• WHAT THIS TASK INVOLVES: Your answer must be an exact copy of the records below, minus the pictures.

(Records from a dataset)
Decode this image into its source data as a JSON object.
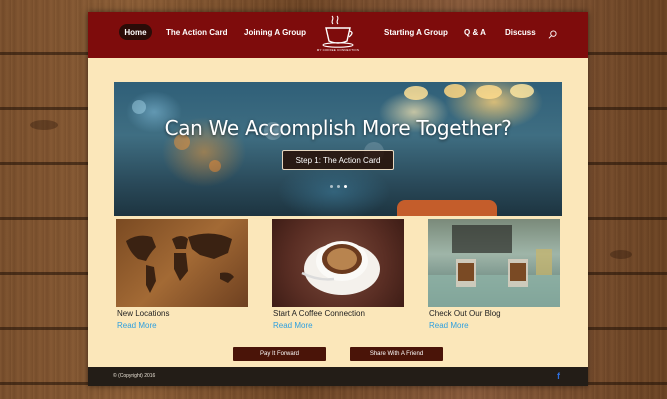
{
  "nav": {
    "items": [
      {
        "label": "Home",
        "active": true
      },
      {
        "label": "The Action Card"
      },
      {
        "label": "Joining A Group"
      },
      {
        "label": "Starting A Group"
      },
      {
        "label": "Q & A"
      },
      {
        "label": "Discuss"
      }
    ],
    "logo_text": "MY COFFEE CONNECTION",
    "search_icon": "search-icon"
  },
  "hero": {
    "title": "Can We Accomplish More Together?",
    "button_label": "Step 1: The Action Card",
    "slide_count": 3,
    "active_slide": 3
  },
  "cards": [
    {
      "title": "New Locations",
      "link": "Read More",
      "image": "world-map-on-wood"
    },
    {
      "title": "Start A Coffee Connection",
      "link": "Read More",
      "image": "coffee-cup-on-saucer"
    },
    {
      "title": "Check Out Our Blog",
      "link": "Read More",
      "image": "cafe-table-with-coffees"
    }
  ],
  "actions": {
    "pay_it_forward": "Pay It Forward",
    "share": "Share With A Friend"
  },
  "footer": {
    "copyright": "© (Copyright) 2016",
    "social_icon": "facebook-icon"
  },
  "colors": {
    "header": "#7e0c0c",
    "page_bg": "#fbe7ba",
    "footer": "#231d17",
    "link": "#2e9fdf",
    "button": "#4a1408"
  }
}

• EXPECTED ANSWER:
Decode this image into its source data as a JSON object.
{
  "nav": {
    "items": [
      {
        "label": "Home",
        "active": true
      },
      {
        "label": "The Action Card"
      },
      {
        "label": "Joining A Group"
      },
      {
        "label": "Starting A Group"
      },
      {
        "label": "Q & A"
      },
      {
        "label": "Discuss"
      }
    ],
    "logo_text": "MY COFFEE CONNECTION",
    "search_icon": "search-icon"
  },
  "hero": {
    "title": "Can We Accomplish More Together?",
    "button_label": "Step 1: The Action Card",
    "slide_count": 3,
    "active_slide": 3
  },
  "cards": [
    {
      "title": "New Locations",
      "link": "Read More",
      "image": "world-map-on-wood"
    },
    {
      "title": "Start A Coffee Connection",
      "link": "Read More",
      "image": "coffee-cup-on-saucer"
    },
    {
      "title": "Check Out Our Blog",
      "link": "Read More",
      "image": "cafe-table-with-coffees"
    }
  ],
  "actions": {
    "pay_it_forward": "Pay It Forward",
    "share": "Share With A Friend"
  },
  "footer": {
    "copyright": "© (Copyright) 2016",
    "social_icon": "facebook-icon"
  },
  "colors": {
    "header": "#7e0c0c",
    "page_bg": "#fbe7ba",
    "footer": "#231d17",
    "link": "#2e9fdf",
    "button": "#4a1408"
  }
}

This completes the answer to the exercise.